Here’s your first look at NFL free agent Jeremiah Trotter as escaped slave Big Ben Jones, and Keith David as Frederick Douglass, in writer/director Thomas K. Phillips’ upcoming indie feature film, The North Star, which we first alerted you to last month.
A quick recap… the film is based on true events, and tells the story of Big Ben Jones, a slave who makes a daring escape from a Virginia plantation to Buckingham, PA in 1848, and gets helped by local Quakers.
In addition to Trotter and David, the film’s cast includes Clifton Powell, Michael Rapaport, Lynn Whitfield, Michael Jai White, April Woodall, Jermaine Jones, and Alana Lee.
It’s not yet public what characters each of these other actors are playing in the film. I wonder who’s playing Harriet Tubman (she’s on the character list).
Director of Photography is Keiko Nakahara (honored as one of the outstanding up-and-coming cinematographers by the president of The American Society of Cinematographers).
Filming is taking place right now, on location all throughout Bucks County, PA.
Images below of Trotter as Big Ben Jones (posing with Clifton Powell), and David as Frederick Douglass (underneath the photos you’ll find a much longer synopsis for the film, which tells much of the story, if you don’t care about spoilers):
In the American South of the 1840’s the forced servitude of blacks was a way of life. Brutality enabled this institution to flourish and any slave caught attempting to secure their liberty through escape faced the cruelest retribution.
In late August of 1848, two courageous men took this step so fraught with peril and ran away from their master’s plantation in Virginia.
BENJAMIN “BIG BEN” JONES and MOSES HOPKINS, armed with little more than instructions to follow the North Star, would brave cold, hunger and bloodthirsty pursuers in their flight to freedom. In their darkest hour, they would be befriended by a southern white religious family whose sacrifice on their behalf changed the two forever.
Fortune eventually guided the pair to the comparative safety of BUCKINGHAM, Pennsylvania where they felt so comfortable that they almost immediately resolved to make it their home. Before the sun had set on their first day in Buckingham however, happenstance thrust Big Ben and Moses into an emergency meeting of Underground Railroad workers at the MT. GILEAD CHURCH.
At this meeting Big Ben makes a fateful decision to assist the radical-leaning Quaker JOSHUA FELL in the dangerous rescue of a pregnant escaped slave. From this point on, Big Ben became aligned with the militant abolitionist faction that prevailed locally while Moses adopted a more passive, nonviolent role for the cause.
When not off on an adventure with potentially grave consequences, Ben managed to cultivate the acquaintance of a fellow escaped slave, Sarah, and soon the two fell in love.

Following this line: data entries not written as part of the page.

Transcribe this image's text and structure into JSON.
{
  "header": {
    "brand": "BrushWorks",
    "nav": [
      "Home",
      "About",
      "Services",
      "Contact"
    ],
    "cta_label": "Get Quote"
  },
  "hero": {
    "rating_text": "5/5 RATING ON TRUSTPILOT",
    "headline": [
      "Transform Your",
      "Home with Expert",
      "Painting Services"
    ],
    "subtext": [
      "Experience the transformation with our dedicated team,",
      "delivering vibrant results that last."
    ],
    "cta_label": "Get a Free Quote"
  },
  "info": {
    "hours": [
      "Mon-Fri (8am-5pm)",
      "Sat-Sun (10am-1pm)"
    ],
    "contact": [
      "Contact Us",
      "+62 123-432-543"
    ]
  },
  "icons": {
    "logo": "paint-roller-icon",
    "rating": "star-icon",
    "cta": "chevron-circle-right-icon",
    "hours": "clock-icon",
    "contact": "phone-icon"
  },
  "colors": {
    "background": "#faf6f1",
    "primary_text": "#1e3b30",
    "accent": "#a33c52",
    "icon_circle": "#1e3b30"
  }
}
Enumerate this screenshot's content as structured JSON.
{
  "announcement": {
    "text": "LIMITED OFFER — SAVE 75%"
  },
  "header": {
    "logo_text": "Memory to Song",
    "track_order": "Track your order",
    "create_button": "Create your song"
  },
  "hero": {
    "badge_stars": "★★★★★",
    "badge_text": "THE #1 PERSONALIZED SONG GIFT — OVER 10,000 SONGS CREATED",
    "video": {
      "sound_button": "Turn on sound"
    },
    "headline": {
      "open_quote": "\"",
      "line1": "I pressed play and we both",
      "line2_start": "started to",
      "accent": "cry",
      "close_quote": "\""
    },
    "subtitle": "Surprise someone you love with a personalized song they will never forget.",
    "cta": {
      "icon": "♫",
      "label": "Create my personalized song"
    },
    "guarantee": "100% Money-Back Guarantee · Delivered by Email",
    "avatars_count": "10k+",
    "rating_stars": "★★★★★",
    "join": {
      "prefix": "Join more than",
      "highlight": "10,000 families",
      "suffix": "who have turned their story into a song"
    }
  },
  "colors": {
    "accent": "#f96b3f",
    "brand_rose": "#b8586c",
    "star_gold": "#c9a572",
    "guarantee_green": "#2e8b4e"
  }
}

Under the uniquely trying circumstances of their situation, all seemed to be going well for Ben, Moses and the residents of Buckingham. Ben even gets the opportunity to encounter leaders in the abolitionist movement when he meets HARRIET TUBMAN and WILLIAM STILL, and later witnesses, along with a sizeable contingent from the Mt. Gilead Church, a speech by FREDERICK DOUGLASS.
When it appears that a comfortable sense of normalcy has finally arrived for Ben in his new life, treachery from an unexpected source strike remorselessly. He is confronted with an escaped slaves’ greatest fear, and this encounter, along with the reaction of his fellow towns people, provides a most poignant moment at the conclusion of this chronicle.
This is a story that shows humanity at its best and at its worst during the time of slavery in America.